When you’re watching a promotional screening of a big summer picture, and the movie is more or less doing its job without really taking off, it’s instructive to listen to the audience.
When you’re watching a promotional screening of a big summer picture, and the movie is more or less doing its job without really taking off, it’s instructive to listen to the audience. And then figure out if what works for them works for you.
In the matter of “Men in Black: International,” what works is what’s funny. This is the fourth of the now-and-then MIB franchise. In the supporting ranks, Kumail Nanjiani provides the voice of a tiny alien chess piece, named Pawny, who spends much of the film perched on the shoulder of Agent M, played by Tessa Thompson. He’s there for wisecracks and running commentary, and the occasional foray into battle against the aliens among us.
What happens with Pawny? He opens his tiny digitized mouth and boom: the audience laughs. The theater fills with laughter. The semi-shameless character works because Nanjiani’s line readings are reliable killers. The standup-trained actor, a wizard of timing and inflection, has a way of turning scripted material into spontaneous-sounding material. (Some of it likely was improv-sprung by Nanjiani in the recording booth.)
Nanjiani’s hardly alone, but you surely miss the lil’ piece of tie-in merchandising when he’s not around. “Men in Black: International” isn’t bad; it’s an improvement over “Men in Black II” (2002) and “Men in Black 3” (2012), sequels that even their makers may have forgotten. As a species we appear destined to revisit this basic concept and renew the hunt for fresh variations on the zingy, disarming first picture, which brought the Lowell Cunningham comics to the screen so shrewdly and well in 1997.
Barry Sonnenfeld directed the first three MIB’s; this one’s handled by F. Gary Gray (“The Fate of the Furious,” “Straight Outta Compton”), from a script by “Iron Man” scribes Art Marcum and Matt Holloway. Thompson plays Molly, who encounters a friendly alien as a child. Twenty years later, she lands her dream job when Agent O (Emma Thompson, doing wondrous things with the simplest conversational tactics) takes a chance on the brainy, driven, socially isolated woman before her.
Teamed up with arrogant pretty boy Agent H (Chris Hemsworth), M travels the world in search of a mole within the organization now run by High T (Liam Neeson). The Hive, a shape-shifting alien race, is causing trouble and threatening Earth’s existence. The movie skips from New York to London to Marrakech to Paris to Naples, apparently having borrowed an itinerary from a 1960s spy thriller. Rebecca Ferguson shows up as a three-armed intergalactic arms dealer and former paramour of the Hemsworth character.

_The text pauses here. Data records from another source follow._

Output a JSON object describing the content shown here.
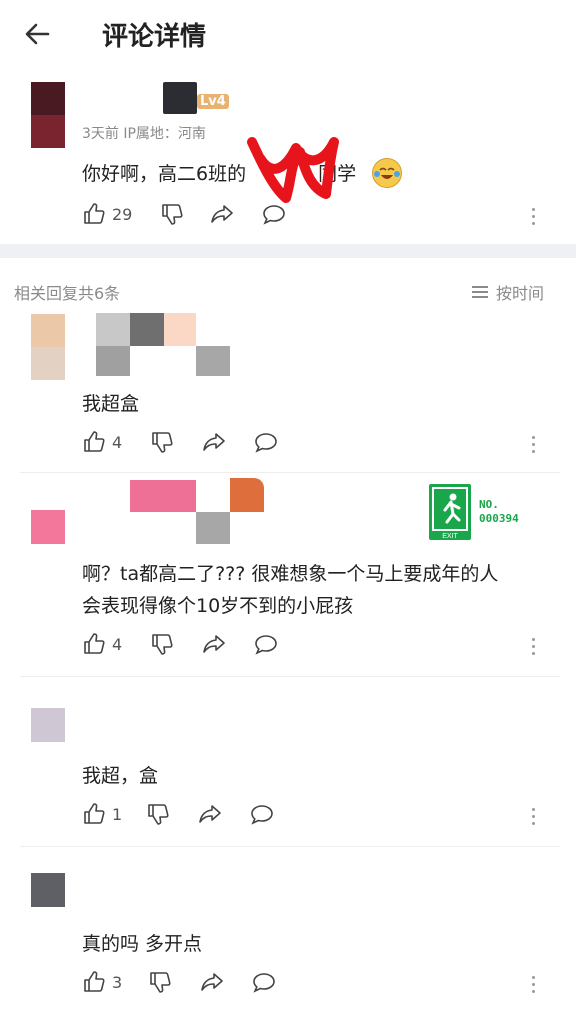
{
  "header": {
    "title": "评论详情"
  },
  "main_comment": {
    "level_badge": "Lv4",
    "meta": "3天前  IP属地：河南",
    "text_before": "你好啊，高二6班的",
    "text_after": "同学",
    "likes": "29"
  },
  "replies_header": {
    "count_label": "相关回复共6条",
    "sort_label": "按时间"
  },
  "replies": [
    {
      "text": "我超盒",
      "likes": "4"
    },
    {
      "text_line1": "啊？ta都高二了??? 很难想象一个马上要成年的人",
      "text_line2": "会表现得像个10岁不到的小屁孩",
      "likes": "4",
      "badge_no": "NO.",
      "badge_num": "000394",
      "badge_exit": "EXIT"
    },
    {
      "text": "我超，盒",
      "likes": "1"
    },
    {
      "text": "真的吗 多开点",
      "likes": "3"
    }
  ],
  "colors": {
    "exit_green": "#1aa64a",
    "scribble_red": "#e8141c",
    "separator": "#eef0f3"
  }
}
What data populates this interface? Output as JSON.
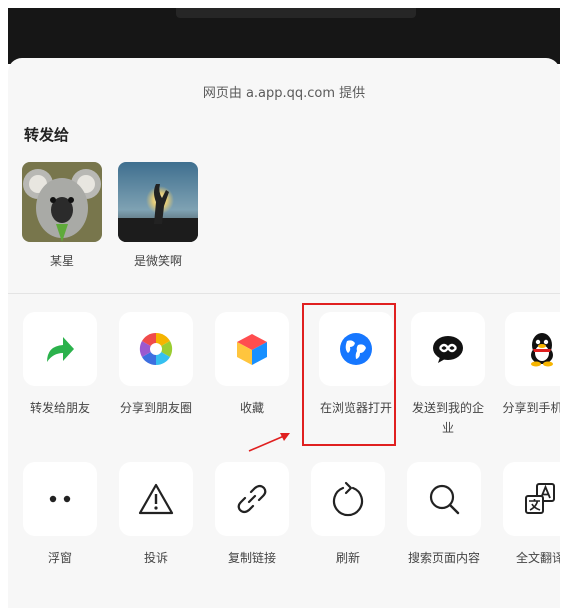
{
  "provider_text": "网页由 a.app.qq.com 提供",
  "share_to_title": "转发给",
  "contacts": [
    {
      "name": "某星",
      "avatar": "koala-photo"
    },
    {
      "name": "是微笑啊",
      "avatar": "sunset-hand-photo"
    }
  ],
  "actions_row1": [
    {
      "label": "转发给朋友",
      "icon": "forward-arrow-icon",
      "color": "#2bb24c"
    },
    {
      "label": "分享到朋友圈",
      "icon": "moments-shutter-icon"
    },
    {
      "label": "收藏",
      "icon": "favorites-cube-icon"
    },
    {
      "label": "在浏览器打开",
      "icon": "globe-icon",
      "color": "#1677ff"
    },
    {
      "label": "发送到我的企业",
      "icon": "wecom-icon"
    },
    {
      "label": "分享到手机QQ",
      "icon": "qq-penguin-icon"
    }
  ],
  "actions_row2": [
    {
      "label": "浮窗",
      "icon": "float-window-icon"
    },
    {
      "label": "投诉",
      "icon": "warning-icon"
    },
    {
      "label": "复制链接",
      "icon": "link-icon"
    },
    {
      "label": "刷新",
      "icon": "refresh-icon"
    },
    {
      "label": "搜索页面内容",
      "icon": "search-icon"
    },
    {
      "label": "全文翻译",
      "icon": "translate-icon"
    }
  ],
  "annotation_color": "#e02020"
}
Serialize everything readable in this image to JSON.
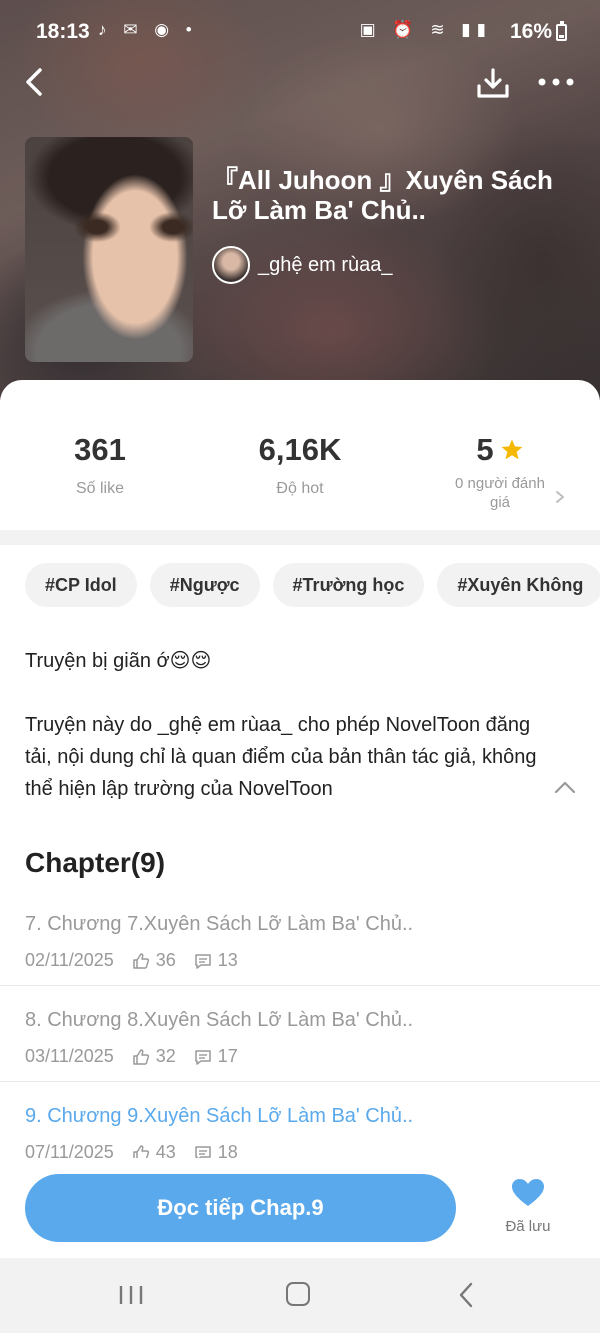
{
  "status_bar": {
    "time": "18:13",
    "left_icons": "♪ ✉ ◉ •",
    "right_icons": "▣ ⏰ ≋ ▮▮",
    "battery": "16%"
  },
  "header": {
    "title": "『All Juhoon 』Xuyên Sách Lỡ Làm Ba' Chủ..",
    "author": "_ghệ em rùaa_",
    "icons": [
      "back-arrow-icon",
      "download-icon",
      "more-icon"
    ]
  },
  "stats": {
    "likes_value": "361",
    "likes_label": "Số like",
    "hot_value": "6,16K",
    "hot_label": "Độ hot",
    "rating_value": "5",
    "rating_label": "0 người đánh giá"
  },
  "tags": [
    "#CP Idol",
    "#Ngược",
    "#Trường học",
    "#Xuyên Không"
  ],
  "description": {
    "line1": "Truyện bị giãn ớ😌😌",
    "line2": "Truyện này do _ghệ em rùaa_ cho phép NovelToon đăng tải, nội dung chỉ là quan điểm của bản thân tác giả, không thể hiện lập trường của NovelToon"
  },
  "chapters": {
    "heading": "Chapter(9)",
    "items": [
      {
        "title": "7. Chương 7.Xuyên Sách Lỡ Làm Ba' Chủ..",
        "date": "02/11/2025",
        "likes": "36",
        "comments": "13"
      },
      {
        "title": "8. Chương 8.Xuyên Sách Lỡ Làm Ba' Chủ..",
        "date": "03/11/2025",
        "likes": "32",
        "comments": "17"
      },
      {
        "title": "9. Chương 9.Xuyên Sách Lỡ Làm Ba' Chủ..",
        "date": "07/11/2025",
        "likes": "43",
        "comments": "18"
      }
    ]
  },
  "bottom": {
    "read_label": "Đọc tiếp Chap.9",
    "save_label": "Đã lưu"
  },
  "colors": {
    "accent": "#5aa9ec",
    "star": "#f5b800"
  }
}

Is it fun? Some of it’s fun. But the action is more straight-up violence than comically tinged action violence. Sonnenfeld found a magically right balance of tones and styles in that first MIB outing, and he never quite found it again. Director Gray likewise struggles to locate the right mixture, though you can tell he appreciates what, and who, he has in Tessa Thompson.
She’s one of my favorite movie stars right now, partly because she has such natural authority and ease on screen, and yet refuses to behave like a movie star. She’s simply interesting and funny and real, while also floating slightly above each new outsized absurdity. Thompson does here what Tommy Lee Jones did so well in the first “Men in Black” and never quite managed again. By not overtly giving a rip about the demands or dictates of the franchise machinery clanking all around her, she lightens the load and keeps everything moving efficiently.
The ideal “Men in Black: International” sequel, should one come to pass, would star both Thompsons, and to hell with the men. Does that make me a man-hating feminist? Of course it does. It also marks me as a film lover who doesn’t really need another medium-pretty-decent effort to sort-of-kind-of entertain me and remind me of other, better movies just out for a good time.
Michael Phillips is a Tribune critic.